▼

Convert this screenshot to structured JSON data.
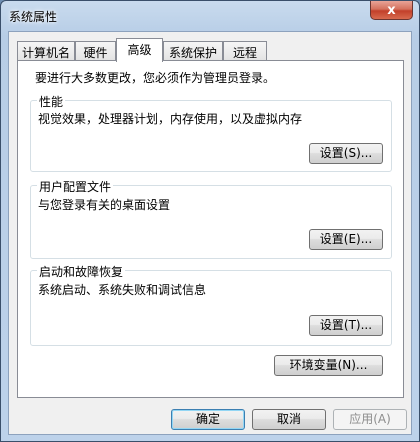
{
  "window": {
    "title": "系统属性",
    "close_symbol": "x"
  },
  "tabs": [
    {
      "label": "计算机名"
    },
    {
      "label": "硬件"
    },
    {
      "label": "高级"
    },
    {
      "label": "系统保护"
    },
    {
      "label": "远程"
    }
  ],
  "active_tab": "高级",
  "advanced": {
    "intro": "要进行大多数更改，您必须作为管理员登录。",
    "performance": {
      "title": "性能",
      "description": "视觉效果，处理器计划，内存使用，以及虚拟内存",
      "settings_button": "设置(S)..."
    },
    "user_profiles": {
      "title": "用户配置文件",
      "description": "与您登录有关的桌面设置",
      "settings_button": "设置(E)..."
    },
    "startup_recovery": {
      "title": "启动和故障恢复",
      "description": "系统启动、系统失败和调试信息",
      "settings_button": "设置(T)..."
    },
    "env_vars_button": "环境变量(N)..."
  },
  "footer": {
    "ok": "确定",
    "cancel": "取消",
    "apply": "应用(A)"
  }
}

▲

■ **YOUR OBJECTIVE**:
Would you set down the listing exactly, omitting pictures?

■ **COMPLETED EXERCISE**:
Convert this screenshot to structured JSON data.
{
  "window": {
    "title": "系统属性",
    "close_symbol": "x"
  },
  "tabs": [
    {
      "label": "计算机名"
    },
    {
      "label": "硬件"
    },
    {
      "label": "高级"
    },
    {
      "label": "系统保护"
    },
    {
      "label": "远程"
    }
  ],
  "active_tab": "高级",
  "advanced": {
    "intro": "要进行大多数更改，您必须作为管理员登录。",
    "performance": {
      "title": "性能",
      "description": "视觉效果，处理器计划，内存使用，以及虚拟内存",
      "settings_button": "设置(S)..."
    },
    "user_profiles": {
      "title": "用户配置文件",
      "description": "与您登录有关的桌面设置",
      "settings_button": "设置(E)..."
    },
    "startup_recovery": {
      "title": "启动和故障恢复",
      "description": "系统启动、系统失败和调试信息",
      "settings_button": "设置(T)..."
    },
    "env_vars_button": "环境变量(N)..."
  },
  "footer": {
    "ok": "确定",
    "cancel": "取消",
    "apply": "应用(A)"
  }
}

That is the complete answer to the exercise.